The muslim princess was not allowed, on arrival at Melukote, to enter the temple premises. She, from the place where she was standing, merges with the Lord and attains her desire of being always with the Lord. She came to be called as ‘Bibi Nachhiyar’. Even today her idol can be found at the feet of the lord. It will not be incorrect, if it is said acceptance of ‘Bibi Nachhiyar’ as part of the shrines in Melukote temple, expresses the secular aspect of Srivaishnavism and the Catholicity of Acharya Ramanuja.
It is a diamond crown studded with various precious stones. This adores the head of Shelvanarayana, the Utsavamoorthy, only for a few hours during phalguni day of Brahmotsava, called as Vairamudiutsava. During the remaining part of the year, it is kept in the safe custody of Government authorities.
Prahalada’s son Virochana, after stealing the crown which was adoring Lord Narayana in Ksheerabdi, hides it in Paathala. Garuda retrieves the crown. On his way back, Garuda looses speed and suddenly stalls. He looks down and finds Lord Krishna grazing the cows. Garuda senses the message that this crown has to be delivered to Krishna. He descends and surrenders the crown to Lord Krishna, who tries it on the head of their family idol ‘Ramapriya’. It fits exact and perfect. Thus the Vairamudi came to adore Shelvanaraya the Utsavamoorthy, which continues even today.

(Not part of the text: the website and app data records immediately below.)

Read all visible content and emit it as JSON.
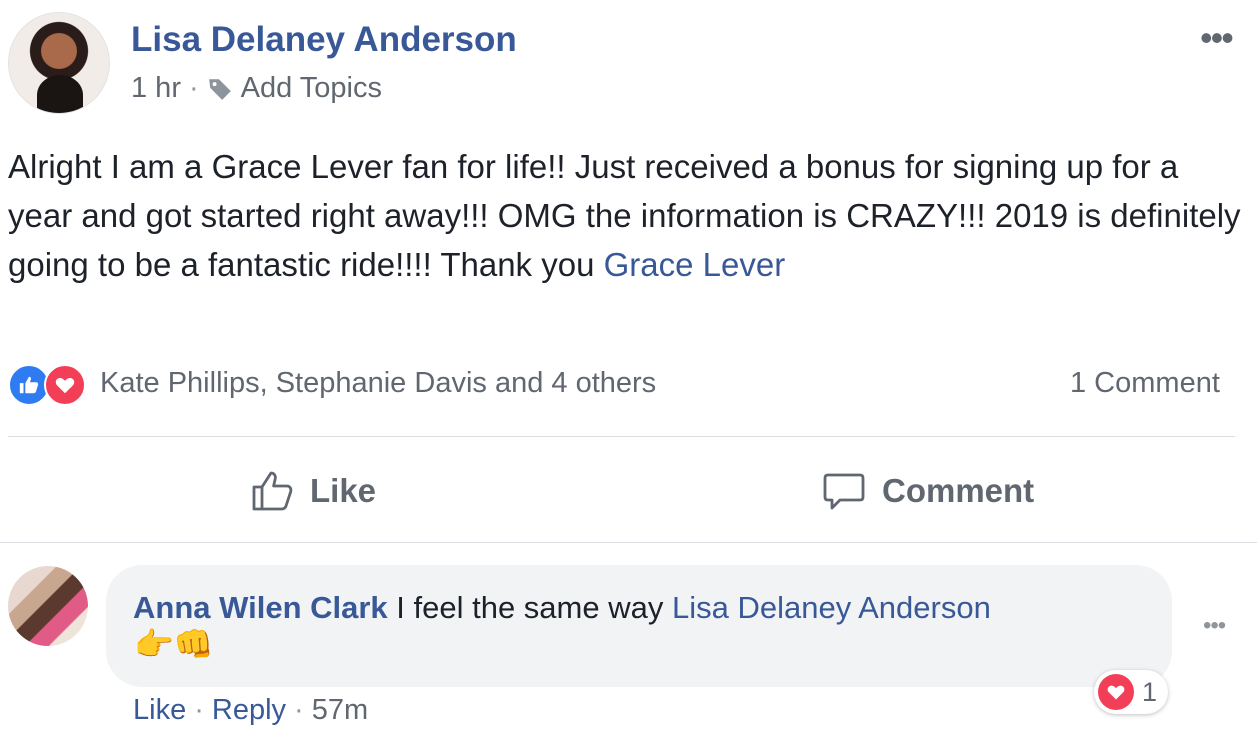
{
  "post": {
    "author": "Lisa Delaney Anderson",
    "time": "1 hr",
    "separator": "·",
    "add_topics": "Add Topics",
    "more": "•••",
    "text_main": "Alright I am a Grace Lever fan for life!! Just received a bonus for signing up for a year and got started right away!!! OMG the information is CRAZY!!! 2019 is definitely going to be a fantastic ride!!!! Thank you ",
    "text_mention": "Grace Lever",
    "icons": {
      "tag": "tag-icon",
      "more": "more-options-icon"
    }
  },
  "reactions": {
    "reactors": "Kate Phillips, Stephanie Davis and 4 others",
    "comment_count": "1 Comment",
    "types": [
      "like",
      "love"
    ]
  },
  "actions": {
    "like_label": "Like",
    "comment_label": "Comment"
  },
  "comment": {
    "author": "Anna Wilen Clark",
    "body": " I feel the same way ",
    "mention": "Lisa Delaney Anderson",
    "emojis": "👉👊",
    "more": "•••",
    "reaction_count": "1",
    "like_label": "Like",
    "reply_label": "Reply",
    "separator": "·",
    "time": "57m"
  },
  "colors": {
    "link": "#385898",
    "secondary_text": "#616770",
    "like_blue": "#2e7bf2",
    "love_red": "#f33e58",
    "bubble_bg": "#f2f3f5"
  }
}
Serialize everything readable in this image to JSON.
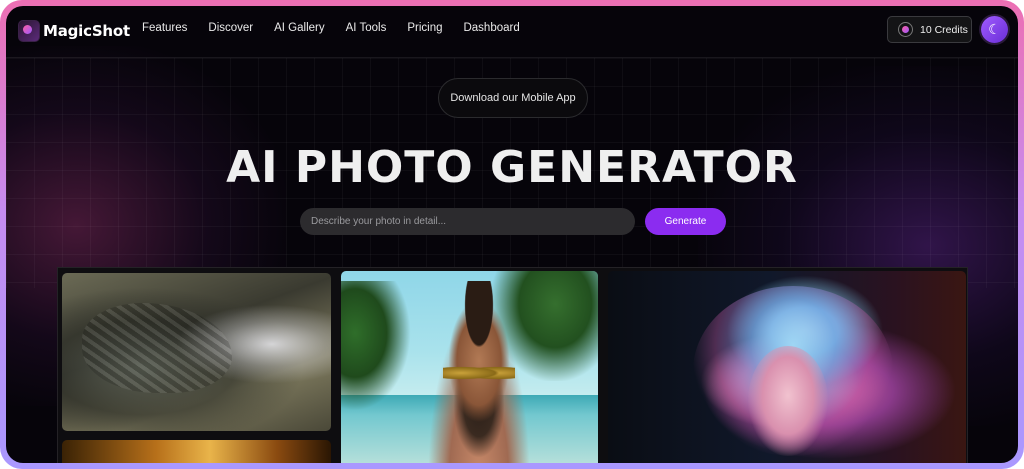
{
  "brand": {
    "name": "MagicShot"
  },
  "nav": {
    "items": [
      "Features",
      "Discover",
      "AI Gallery",
      "AI Tools",
      "Pricing",
      "Dashboard"
    ],
    "credits_label": "10 Credits"
  },
  "hero": {
    "app_button": "Download our Mobile App",
    "title": "AI PHOTO GENERATOR",
    "prompt_placeholder": "Describe your photo in detail...",
    "generate_label": "Generate"
  },
  "colors": {
    "accent": "#8b2cf0",
    "background": "#06040a",
    "frame_top": "#ec6fb3",
    "frame_bottom": "#a998ff"
  },
  "gallery": {
    "images": [
      "dragon-white-hair-image",
      "man-sunglasses-beach-image",
      "neon-woman-portrait-image",
      "golden-fire-image"
    ]
  }
}
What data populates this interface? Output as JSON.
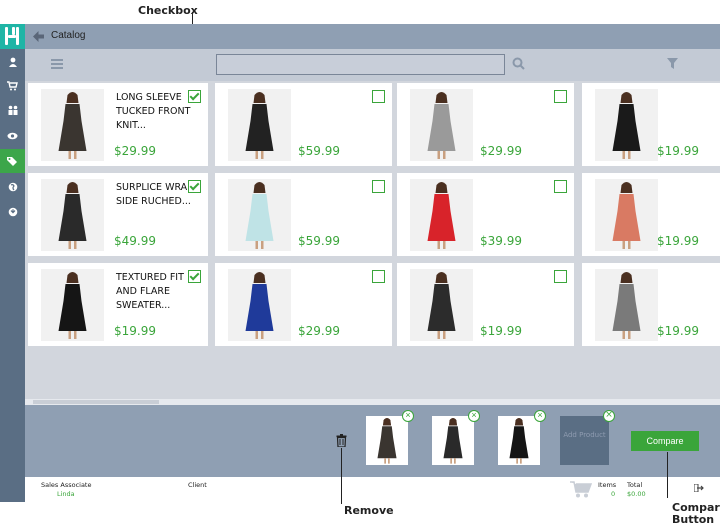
{
  "annotations": {
    "checkbox": "Checkbox",
    "remove": "Remove",
    "compare_line1": "Compare",
    "compare_line2": "Button"
  },
  "topbar": {
    "title": "Catalog"
  },
  "products": [
    {
      "name": "LONG SLEEVE TUCKED FRONT KNIT...",
      "price": "$29.99",
      "checked": true,
      "dress_color": "#3a3530"
    },
    {
      "name": "",
      "price": "$59.99",
      "checked": false,
      "dress_color": "#222222"
    },
    {
      "name": "",
      "price": "$29.99",
      "checked": false,
      "dress_color": "#9a9a9a"
    },
    {
      "name": "",
      "price": "$19.99",
      "checked": false,
      "dress_color": "#1a1a1a"
    },
    {
      "name": "SURPLICE WRAP SIDE RUCHED...",
      "price": "$49.99",
      "checked": true,
      "dress_color": "#2a2a2a"
    },
    {
      "name": "",
      "price": "$59.99",
      "checked": false,
      "dress_color": "#bfe3e6"
    },
    {
      "name": "",
      "price": "$39.99",
      "checked": false,
      "dress_color": "#d8232a"
    },
    {
      "name": "",
      "price": "$19.99",
      "checked": false,
      "dress_color": "#d97a63"
    },
    {
      "name": "TEXTURED FIT AND FLARE SWEATER...",
      "price": "$19.99",
      "checked": true,
      "dress_color": "#151515"
    },
    {
      "name": "",
      "price": "$29.99",
      "checked": false,
      "dress_color": "#1f3a9a"
    },
    {
      "name": "",
      "price": "$19.99",
      "checked": false,
      "dress_color": "#2c2c2c"
    },
    {
      "name": "",
      "price": "$19.99",
      "checked": false,
      "dress_color": "#7a7a7a"
    }
  ],
  "tray": {
    "add_product_label": "Add Product",
    "compare_label": "Compare"
  },
  "status": {
    "associate_label": "Sales Associate",
    "associate_name": "Linda",
    "client_label": "Client",
    "items_label": "Items",
    "items_value": "0",
    "total_label": "Total",
    "total_value": "$0.00"
  },
  "colors": {
    "accent": "#3aa53a",
    "sidebar": "#5a6e84",
    "topbar": "#8f9fb3",
    "logo": "#1fb5a6"
  },
  "icons": [
    "back-arrow-icon",
    "menu-icon",
    "search-icon",
    "filter-icon",
    "user-icon",
    "cart-icon",
    "people-icon",
    "eye-icon",
    "tags-icon",
    "globe-icon",
    "power-icon",
    "trash-icon",
    "logout-icon"
  ]
}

The idol of ‘Narasimha’ was installed by Prahalada himself. The temple is on a hill which is to the east of Kalyani. There are 360 steps to reach the temple. It is interesting to note that Hyderali, ruler of Mysore – when passing through, found a few of his elephants sick and unwell. On the advice of his followers, he prayed to Lord Narasimha for a cure. Lord answered his prayers. Elephants were cured. Hyderali, the muslim king was astonished at this miracle and gifted a ‘Nagari’ – Drum, which is beaten daily during pooja, even today, giving a resonant sound.
There are seven sacred centers – Saptha Kshetras and eight Holy waters – Ashta Thirtha. These have their own Mythology. These are sacred and visits to these Kshetras and Thirtas are said to remove sins and guide the souls to Moksha.
Melukote temple has Utsavas every month. It is always a scene of grandeur. Cheluvanarayana, during utsavas comes close to all homes and makes people very happy with his darshan. Angamani utsava, Rathasapthami, Punarvasu utsava, Vairamudi Brahmotsava, Krishnarajamudi utsava, Rajamudiutsava, Pavitrotsava, Pallavotsava, Navaratri utsava, Krithrikotsava etc are main stays of Melukote temple. These are literally social and cultural aspects of a Vaishnavas life. The other holy and great festival is Acharya Ramanuja’s Tirunakshatram. Ramanuja and Melukote are inter twined. Srivaishnavas are part of this divine combine.
A visit to Melukote is a prostration of ‘Sharanagati’ or complete ‘Surrender’ to Lord Tirunarayana and Acharya Ramanuja.